We wish you luck, too, Stan. Maybe if you hit it big, other politicians will follow your lead.

Surgery Update

I will be having surgery on my right elbow on Wednesday, Nov. 17th. In my absense and recuperation, my brother Tod and my writing partner Bill Rabkin will keep you entertained, informed, and offended…and let you know how I am doing. Until then, I’ll do my best to fulfill those awesome responsibilities.

Palm Springs Book Buyers

Last summer, Bill Rabkin & I spoke at a big library event in Palm Springs where  were supposed to talk about our new book, answer questions, and then sign copies afterwards. About eighty people showed up, the talk was one of the best we’ve ever given, and the people in the audience were obviously enjoying themselves and asked us lots of great questions. I was afraid we wouldn’t have enough books to accomodate everyone who was going to want to buy one.

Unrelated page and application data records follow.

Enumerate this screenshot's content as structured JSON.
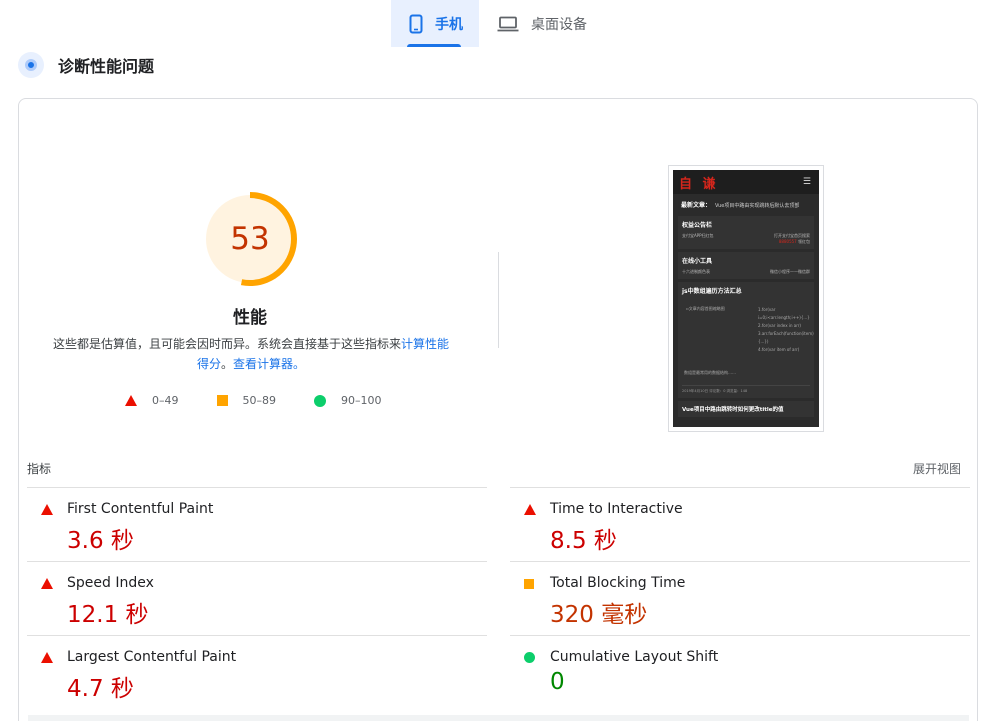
{
  "tabs": [
    {
      "label": "手机",
      "icon": "phone-icon",
      "active": true
    },
    {
      "label": "桌面设备",
      "icon": "laptop-icon",
      "active": false
    }
  ],
  "section": {
    "title": "诊断性能问题",
    "icon": "lighthouse-icon"
  },
  "score": {
    "value": 53,
    "fraction": 0.53,
    "color": "#ffa400",
    "text_color": "#c33300"
  },
  "performance_label": "性能",
  "description": {
    "text": "这些都是估算值，且可能会因时而异。系统会直接基于这些指标来",
    "link1": "计算性能得分",
    "sep": "。",
    "link2": "查看计算器。"
  },
  "legend": [
    {
      "range": "0–49",
      "shape": "triangle",
      "color": "#eb0f00"
    },
    {
      "range": "50–89",
      "shape": "square",
      "color": "#ffa400"
    },
    {
      "range": "90–100",
      "shape": "circle",
      "color": "#0cce6b"
    }
  ],
  "thumbnail": {
    "logo": "自 谦",
    "news_label": "最新文章：",
    "news_text": "Vue项目中路由实现跳转后默认去顶部",
    "box1_title": "权益公告栏",
    "box1_left": "支付宝APP扫红包",
    "box1_right": "打开支付宝首页搜索",
    "box1_code": "8880557",
    "box1_right2": "领红包",
    "box2_title": "在线小工具",
    "box2_left": "十六进制颜色表",
    "box2_right": "微信小程序——微信群",
    "article_title": "js中数组遍历方法汇总",
    "article_img": "文章内容首图缩略图",
    "article_code": [
      "1.for(var i=0;i<arr.length;i++){...}",
      "2.for(var index in arr)",
      "3.arr.forEach(function(item){...})",
      "4.for(var item of arr)"
    ],
    "article_foot": "数组是最常用的数据结构……",
    "article_meta": "2019年4月10日   评论数：0   浏览量：148",
    "last_title": "Vue项目中路由跳转时如何更改title的值"
  },
  "metrics_header": {
    "label": "指标",
    "expand": "展开视图"
  },
  "metrics": [
    {
      "name": "First Contentful Paint",
      "value": "3.6 秒",
      "status": "fail"
    },
    {
      "name": "Time to Interactive",
      "value": "8.5 秒",
      "status": "fail"
    },
    {
      "name": "Speed Index",
      "value": "12.1 秒",
      "status": "fail"
    },
    {
      "name": "Total Blocking Time",
      "value": "320 毫秒",
      "status": "average"
    },
    {
      "name": "Largest Contentful Paint",
      "value": "4.7 秒",
      "status": "fail"
    },
    {
      "name": "Cumulative Layout Shift",
      "value": "0",
      "status": "pass"
    }
  ]
}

After our presentation, we were mobbed at the table. Everyone wanted to tell us how much they enjoyed listening to us.

But we sold less than a dozen books. I couldn’t understand it. How could the audience like us so much… but not buy anything?

Today,  my brother Tod and I spoke at an event together in Palm Springs. Again, we had a big crowd, and they seemed to love us, laughing and applauding and smiling. Once again, I thought we hit a home-run. Afterwards, they all came up to thank us, take their pictures with us, kiss us…

But did they buy books? Not really. I think I signed less than 12.

So what’s the deal? Is it the age of the audience (well over 60)? Was it something I said? Were they all Battlestar Galactica fans? It’s not because these were seniors on a fixed income… these were very wealthy seniors.

I’m beginning to wonder if it’s worthwhile doing speaking engagements in Palm Springs…at least from a bookselling point-of-view.

There was a bright side. We spoke at a fundraising event for a charity… and the event managed to raise a lot of money for the cause, so that was good. And I had a good time, met a lot of nice people, had a tasty lunch, and got a very unusual gift… a book mark that’s also a magnifying glass.

I gave the book mark to my daughter, who plans to use it to fry ants.

Palm Springs Signing

I was interviewed on CBS 2 TV in Palm Springs on Thursday… and my daughter Madison, who was in the studio with me, joined me on the air. I’ll have the video clip on my website soon. In the meantime, here’s a picture from my signing last night (click on it for an enlarged image) Leesigning at Celebrity Book on their stage at the Palm Springs Street Fair. I met tons of DIAGNOSIS MURDER fans and even managed to sell some copies of THE WALK, too. It was a fun night and I look forward to returning in February for THE WAKING NIGHTMARE.